The Northwest Difference
The environmental geology major teaches students about geology as it relates to human impacts on the natural world. Faculty focus on three core areas: hydrology, natural disasters and geology and natural resources.
Hydrology relates to water and water resources. Students learn where and how water is distributed, the definition of “good” water, and how to retrieve and protect the good water. Students study natural disasters and how human activities influence these disasters. Geology and natural resources is the study of the production of gas, metal and stone, and the relationship between natural resources and modern society.
Minor in Environmental Science
The interdisciplinary minor in environmental science teaches students the principles of biology, general Earth science, basic ecology and general chemistry. This minor requires the completion of 28 credit hours.
More than 95% of students graduating with a degree in environmental geology either continue their education or find employment within six months after graduation.
- Drill and Soil Tester
- Environmental Consultant
- Environmental Field Technician
- Environmental Geologist (GIS Specialist)
- Exploration Geologist
- Grading Surveyor
Profession-Based Learning Experiences
The 102 and Missouri rivers are utilized for lab and field methods. The rivers provide students with hand-on experience in preserving the environment and biological resources.
Garrett-Strong Science Building offers 26 labs where students gain profession-based experience on campus. The building is the home to the synthetic cadaver, aquarium, two museums and living animals that include a hedgehog, rats, iguanas and others kept in labs.
Although internships are not required in the environmental geology major, they are highly encouraged to gain real-world experiences.

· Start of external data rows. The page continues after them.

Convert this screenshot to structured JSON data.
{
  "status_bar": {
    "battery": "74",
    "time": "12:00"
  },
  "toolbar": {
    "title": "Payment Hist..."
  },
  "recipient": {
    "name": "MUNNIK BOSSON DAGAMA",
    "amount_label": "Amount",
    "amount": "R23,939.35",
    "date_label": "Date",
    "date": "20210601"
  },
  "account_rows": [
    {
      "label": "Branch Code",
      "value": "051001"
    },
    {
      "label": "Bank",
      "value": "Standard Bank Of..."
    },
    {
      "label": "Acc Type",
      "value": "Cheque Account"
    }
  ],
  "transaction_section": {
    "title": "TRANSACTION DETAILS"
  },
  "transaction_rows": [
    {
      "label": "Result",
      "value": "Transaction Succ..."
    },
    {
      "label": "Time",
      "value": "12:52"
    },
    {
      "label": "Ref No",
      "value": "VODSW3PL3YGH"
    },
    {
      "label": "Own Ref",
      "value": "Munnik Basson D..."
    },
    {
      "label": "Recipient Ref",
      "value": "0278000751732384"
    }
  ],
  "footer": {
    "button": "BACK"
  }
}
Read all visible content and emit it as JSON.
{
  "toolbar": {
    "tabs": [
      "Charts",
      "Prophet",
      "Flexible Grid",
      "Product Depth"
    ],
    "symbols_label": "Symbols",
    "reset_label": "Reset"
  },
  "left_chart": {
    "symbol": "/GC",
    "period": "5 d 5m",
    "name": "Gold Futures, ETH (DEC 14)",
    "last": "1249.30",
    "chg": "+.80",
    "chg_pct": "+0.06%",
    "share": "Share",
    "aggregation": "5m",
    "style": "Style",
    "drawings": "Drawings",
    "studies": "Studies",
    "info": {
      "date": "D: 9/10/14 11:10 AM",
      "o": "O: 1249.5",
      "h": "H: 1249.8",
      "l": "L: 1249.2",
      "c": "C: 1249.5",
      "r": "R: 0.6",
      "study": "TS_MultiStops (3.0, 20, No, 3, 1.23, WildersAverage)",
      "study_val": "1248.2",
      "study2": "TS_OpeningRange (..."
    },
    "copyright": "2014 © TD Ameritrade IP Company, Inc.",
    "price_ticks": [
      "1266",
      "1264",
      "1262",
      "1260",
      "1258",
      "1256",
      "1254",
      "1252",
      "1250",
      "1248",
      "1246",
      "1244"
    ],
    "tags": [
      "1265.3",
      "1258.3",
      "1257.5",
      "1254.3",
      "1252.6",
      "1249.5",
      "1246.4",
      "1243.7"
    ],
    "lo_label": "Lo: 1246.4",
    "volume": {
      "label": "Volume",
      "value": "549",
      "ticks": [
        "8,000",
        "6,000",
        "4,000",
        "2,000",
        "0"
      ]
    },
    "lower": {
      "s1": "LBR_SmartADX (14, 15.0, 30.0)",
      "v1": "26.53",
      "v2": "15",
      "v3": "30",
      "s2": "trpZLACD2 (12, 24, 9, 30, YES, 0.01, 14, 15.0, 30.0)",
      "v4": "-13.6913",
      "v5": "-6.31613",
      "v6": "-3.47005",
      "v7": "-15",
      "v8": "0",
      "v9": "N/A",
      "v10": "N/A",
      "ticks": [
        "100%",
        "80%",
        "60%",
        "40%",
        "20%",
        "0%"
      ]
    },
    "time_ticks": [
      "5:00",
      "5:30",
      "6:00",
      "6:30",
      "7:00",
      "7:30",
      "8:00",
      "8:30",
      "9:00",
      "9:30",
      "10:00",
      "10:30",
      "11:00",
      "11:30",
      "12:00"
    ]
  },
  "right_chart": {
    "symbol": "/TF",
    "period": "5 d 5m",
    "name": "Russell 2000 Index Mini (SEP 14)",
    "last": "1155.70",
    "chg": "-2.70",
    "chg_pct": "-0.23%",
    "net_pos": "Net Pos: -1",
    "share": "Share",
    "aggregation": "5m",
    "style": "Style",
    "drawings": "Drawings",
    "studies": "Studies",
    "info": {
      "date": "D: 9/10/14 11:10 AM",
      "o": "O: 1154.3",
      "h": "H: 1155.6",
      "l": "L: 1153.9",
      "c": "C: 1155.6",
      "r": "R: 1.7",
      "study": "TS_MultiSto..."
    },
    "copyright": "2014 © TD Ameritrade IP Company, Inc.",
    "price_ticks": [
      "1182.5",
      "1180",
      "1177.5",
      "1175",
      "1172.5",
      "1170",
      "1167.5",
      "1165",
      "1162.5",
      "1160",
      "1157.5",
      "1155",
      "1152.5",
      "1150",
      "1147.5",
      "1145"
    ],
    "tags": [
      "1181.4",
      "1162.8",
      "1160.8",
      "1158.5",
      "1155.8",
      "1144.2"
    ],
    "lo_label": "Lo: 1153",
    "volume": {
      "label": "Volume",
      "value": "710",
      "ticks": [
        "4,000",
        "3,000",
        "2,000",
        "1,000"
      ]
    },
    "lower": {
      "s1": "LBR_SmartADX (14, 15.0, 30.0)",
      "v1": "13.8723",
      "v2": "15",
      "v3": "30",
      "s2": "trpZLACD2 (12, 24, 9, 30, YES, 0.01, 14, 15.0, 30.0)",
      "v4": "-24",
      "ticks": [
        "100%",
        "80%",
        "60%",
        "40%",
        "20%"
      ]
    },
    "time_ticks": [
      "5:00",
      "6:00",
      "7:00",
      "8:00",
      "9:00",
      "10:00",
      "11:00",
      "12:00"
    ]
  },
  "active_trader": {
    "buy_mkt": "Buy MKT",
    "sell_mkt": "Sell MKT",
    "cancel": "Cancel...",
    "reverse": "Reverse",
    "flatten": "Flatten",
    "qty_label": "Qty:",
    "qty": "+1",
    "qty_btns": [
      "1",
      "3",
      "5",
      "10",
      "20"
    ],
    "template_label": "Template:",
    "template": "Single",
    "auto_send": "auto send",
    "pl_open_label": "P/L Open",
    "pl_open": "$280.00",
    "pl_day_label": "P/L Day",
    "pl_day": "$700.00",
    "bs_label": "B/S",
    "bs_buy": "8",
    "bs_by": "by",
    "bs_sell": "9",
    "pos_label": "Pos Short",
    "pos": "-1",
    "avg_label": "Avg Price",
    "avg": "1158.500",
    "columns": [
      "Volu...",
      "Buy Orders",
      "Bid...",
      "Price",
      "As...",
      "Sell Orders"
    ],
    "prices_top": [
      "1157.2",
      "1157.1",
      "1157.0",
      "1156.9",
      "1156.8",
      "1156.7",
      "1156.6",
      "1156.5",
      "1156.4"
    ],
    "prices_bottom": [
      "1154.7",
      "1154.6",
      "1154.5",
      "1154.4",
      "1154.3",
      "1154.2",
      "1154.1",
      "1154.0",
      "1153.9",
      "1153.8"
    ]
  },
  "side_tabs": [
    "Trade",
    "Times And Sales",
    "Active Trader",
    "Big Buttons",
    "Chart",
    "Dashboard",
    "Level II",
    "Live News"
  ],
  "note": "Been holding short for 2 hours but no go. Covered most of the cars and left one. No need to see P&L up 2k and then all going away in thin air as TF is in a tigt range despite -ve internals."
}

The following is a list of companies that have hired students for internships:
- Burns & McDonnell (Kansas City, Mo.)
- Doe Run Company
- GeoEngineers (Springfield, Mo.)
- Golder Associates Ltd (St. Louis)
- National Park Service
Study Abroad is an opportunity for students to apply hands-on international experience to their academic development. Faculty members supervise short-term study abroad programs that prepare students before, during and after the program. Two types of study abroad programs are available – faculty-led and traditional study abroad.
The traditional program may be a semester, summer or year-long program and is taught by Northwest’s international partner institutions.
Students from the natural sciences department have recently traveled and studied for 17 days in Scotland and Ireland.For more information about study abroad opportunities »